Conclusion:

This is a note to all beginner coders, programmers, engineers, and developers, keep going. I haven't been practicing algorithms for very long and I'm still constantly bombarded with doubt throughout this process. But having that moment of enlightenment, where you can look at an algorithm and be a little less intimidated is an accomplishment within itself. There is so much to learn out there which makes it hard to be patient, but try not to let that stop you. When it comes to algorithms, try your best. If you get stuck, google it (that's part of our job!). Try to understand how you got to your answer and the code behind it and move on. Progress isn't a straight incline. You will be where you want to be in due time.

Resources: https://www.educative.io/edpresso/how-to-implement-depth-first-search-in-python

## Top comments (1)

I've been following this series on binary trees with interest for two reasons:

To give an example of the similarity, here is a thought experiment about binary trees.

In the example you've given here, we start with two roots of binary trees that we want to check for being the same. Imagine instead, that these "same" binary trees were each mere sub-branches of larger binary trees that might be quite different from each other. Now consider that the challenge is to explore both of those larger binary trees and try to find if, and where, they hold that pair of "same" trees.

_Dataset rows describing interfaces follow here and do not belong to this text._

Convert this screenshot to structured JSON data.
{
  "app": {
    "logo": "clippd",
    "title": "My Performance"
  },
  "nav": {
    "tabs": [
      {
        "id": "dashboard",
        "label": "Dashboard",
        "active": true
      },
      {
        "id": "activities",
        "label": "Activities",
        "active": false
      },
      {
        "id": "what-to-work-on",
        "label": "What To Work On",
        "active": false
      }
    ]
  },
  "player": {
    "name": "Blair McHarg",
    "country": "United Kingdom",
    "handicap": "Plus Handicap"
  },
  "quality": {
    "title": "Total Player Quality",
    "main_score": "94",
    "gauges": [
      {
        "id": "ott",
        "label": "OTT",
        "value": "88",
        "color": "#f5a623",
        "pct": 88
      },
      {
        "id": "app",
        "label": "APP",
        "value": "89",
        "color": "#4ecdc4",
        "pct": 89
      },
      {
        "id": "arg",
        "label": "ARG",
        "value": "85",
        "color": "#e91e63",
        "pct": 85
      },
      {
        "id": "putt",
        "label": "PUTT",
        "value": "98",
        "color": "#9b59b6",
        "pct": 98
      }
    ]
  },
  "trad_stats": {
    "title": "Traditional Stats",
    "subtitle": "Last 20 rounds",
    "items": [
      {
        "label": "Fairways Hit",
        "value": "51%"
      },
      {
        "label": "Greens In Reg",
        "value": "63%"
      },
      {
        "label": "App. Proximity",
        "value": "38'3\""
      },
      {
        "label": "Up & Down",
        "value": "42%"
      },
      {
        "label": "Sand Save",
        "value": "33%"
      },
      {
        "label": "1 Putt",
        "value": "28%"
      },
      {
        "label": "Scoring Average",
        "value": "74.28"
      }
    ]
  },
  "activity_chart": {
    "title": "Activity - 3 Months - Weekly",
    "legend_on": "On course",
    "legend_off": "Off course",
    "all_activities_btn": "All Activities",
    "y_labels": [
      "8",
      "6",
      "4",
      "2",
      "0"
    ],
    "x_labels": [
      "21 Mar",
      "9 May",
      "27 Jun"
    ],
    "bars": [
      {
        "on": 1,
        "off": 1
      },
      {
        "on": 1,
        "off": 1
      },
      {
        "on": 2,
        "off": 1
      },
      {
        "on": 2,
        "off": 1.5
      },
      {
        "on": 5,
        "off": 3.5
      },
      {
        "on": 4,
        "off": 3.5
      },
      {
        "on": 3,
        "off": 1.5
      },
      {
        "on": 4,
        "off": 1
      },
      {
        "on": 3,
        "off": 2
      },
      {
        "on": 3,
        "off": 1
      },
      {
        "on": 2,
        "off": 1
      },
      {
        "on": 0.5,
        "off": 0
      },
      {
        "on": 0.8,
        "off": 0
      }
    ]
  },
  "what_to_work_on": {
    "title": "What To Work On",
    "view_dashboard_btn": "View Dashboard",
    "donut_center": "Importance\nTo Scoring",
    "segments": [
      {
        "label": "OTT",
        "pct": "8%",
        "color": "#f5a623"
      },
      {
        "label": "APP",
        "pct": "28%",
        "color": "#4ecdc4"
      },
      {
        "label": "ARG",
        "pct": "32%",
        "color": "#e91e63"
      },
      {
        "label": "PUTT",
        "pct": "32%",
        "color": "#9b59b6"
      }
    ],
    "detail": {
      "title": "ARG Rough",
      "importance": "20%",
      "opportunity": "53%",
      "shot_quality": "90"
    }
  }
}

That was the problem I set out to solve, although for file system trees, which are n-ary rather than binary trees. I did solve it, but now I'm wondering whether tackling a binary tree equivalent would have led me to a different method.